**PROVIDED ENTRIES**
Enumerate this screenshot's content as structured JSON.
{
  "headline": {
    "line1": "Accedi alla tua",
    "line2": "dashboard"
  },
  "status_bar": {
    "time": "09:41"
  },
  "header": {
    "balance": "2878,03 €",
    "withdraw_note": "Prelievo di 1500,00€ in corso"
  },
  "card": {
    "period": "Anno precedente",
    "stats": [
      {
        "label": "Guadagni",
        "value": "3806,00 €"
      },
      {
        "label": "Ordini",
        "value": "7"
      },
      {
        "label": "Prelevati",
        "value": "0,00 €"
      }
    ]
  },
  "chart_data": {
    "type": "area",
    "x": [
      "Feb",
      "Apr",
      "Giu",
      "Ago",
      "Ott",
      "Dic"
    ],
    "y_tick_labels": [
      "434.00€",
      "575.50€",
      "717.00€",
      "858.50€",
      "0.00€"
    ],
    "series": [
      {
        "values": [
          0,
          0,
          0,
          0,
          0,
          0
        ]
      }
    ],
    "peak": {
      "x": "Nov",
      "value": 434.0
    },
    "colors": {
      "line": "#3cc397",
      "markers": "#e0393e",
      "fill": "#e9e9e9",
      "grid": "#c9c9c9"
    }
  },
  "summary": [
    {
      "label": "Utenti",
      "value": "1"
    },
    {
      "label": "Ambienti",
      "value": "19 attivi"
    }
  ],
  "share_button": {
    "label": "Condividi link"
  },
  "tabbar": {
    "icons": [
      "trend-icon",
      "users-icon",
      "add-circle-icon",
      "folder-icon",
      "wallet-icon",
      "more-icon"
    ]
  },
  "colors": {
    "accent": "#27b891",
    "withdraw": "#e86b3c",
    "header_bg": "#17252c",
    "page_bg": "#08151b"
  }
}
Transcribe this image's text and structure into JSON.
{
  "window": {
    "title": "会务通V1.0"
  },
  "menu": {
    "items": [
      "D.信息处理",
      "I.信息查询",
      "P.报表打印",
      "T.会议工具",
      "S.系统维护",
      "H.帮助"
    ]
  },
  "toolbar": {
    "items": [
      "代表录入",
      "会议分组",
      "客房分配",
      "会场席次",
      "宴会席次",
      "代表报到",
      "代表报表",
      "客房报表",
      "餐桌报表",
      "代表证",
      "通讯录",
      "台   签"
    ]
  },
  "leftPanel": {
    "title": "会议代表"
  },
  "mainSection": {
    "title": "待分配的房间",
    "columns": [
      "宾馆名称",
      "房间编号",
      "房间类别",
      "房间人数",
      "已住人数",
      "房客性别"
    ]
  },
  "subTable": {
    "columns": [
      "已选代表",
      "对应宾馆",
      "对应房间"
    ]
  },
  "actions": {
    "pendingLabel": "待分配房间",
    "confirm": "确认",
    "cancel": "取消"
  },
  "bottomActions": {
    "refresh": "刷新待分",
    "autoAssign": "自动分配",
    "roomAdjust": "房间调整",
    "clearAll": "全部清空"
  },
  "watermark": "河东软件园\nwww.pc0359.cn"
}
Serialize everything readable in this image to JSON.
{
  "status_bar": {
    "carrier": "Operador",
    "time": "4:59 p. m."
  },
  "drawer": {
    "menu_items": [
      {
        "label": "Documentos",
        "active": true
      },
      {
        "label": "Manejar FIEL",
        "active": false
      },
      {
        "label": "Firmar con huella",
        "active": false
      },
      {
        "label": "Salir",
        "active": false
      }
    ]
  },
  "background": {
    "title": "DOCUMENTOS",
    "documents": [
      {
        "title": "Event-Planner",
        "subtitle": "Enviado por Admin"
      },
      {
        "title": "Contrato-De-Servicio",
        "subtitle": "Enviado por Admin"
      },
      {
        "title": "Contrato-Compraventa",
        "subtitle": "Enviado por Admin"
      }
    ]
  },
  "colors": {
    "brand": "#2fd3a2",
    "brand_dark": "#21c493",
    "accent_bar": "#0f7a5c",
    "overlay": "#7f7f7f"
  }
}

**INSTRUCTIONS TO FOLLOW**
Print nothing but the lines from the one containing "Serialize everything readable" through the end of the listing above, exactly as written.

**SOLUTION FOR THIS EXERCISE**
Serialize everything readable in this image to JSON.
{
  "status_bar": {
    "carrier": "Operador",
    "time": "4:59 p. m."
  },
  "drawer": {
    "menu_items": [
      {
        "label": "Documentos",
        "active": true
      },
      {
        "label": "Manejar FIEL",
        "active": false
      },
      {
        "label": "Firmar con huella",
        "active": false
      },
      {
        "label": "Salir",
        "active": false
      }
    ]
  },
  "background": {
    "title": "DOCUMENTOS",
    "documents": [
      {
        "title": "Event-Planner",
        "subtitle": "Enviado por Admin"
      },
      {
        "title": "Contrato-De-Servicio",
        "subtitle": "Enviado por Admin"
      },
      {
        "title": "Contrato-Compraventa",
        "subtitle": "Enviado por Admin"
      }
    ]
  },
  "colors": {
    "brand": "#2fd3a2",
    "brand_dark": "#21c493",
    "accent_bar": "#0f7a5c",
    "overlay": "#7f7f7f"
  }
}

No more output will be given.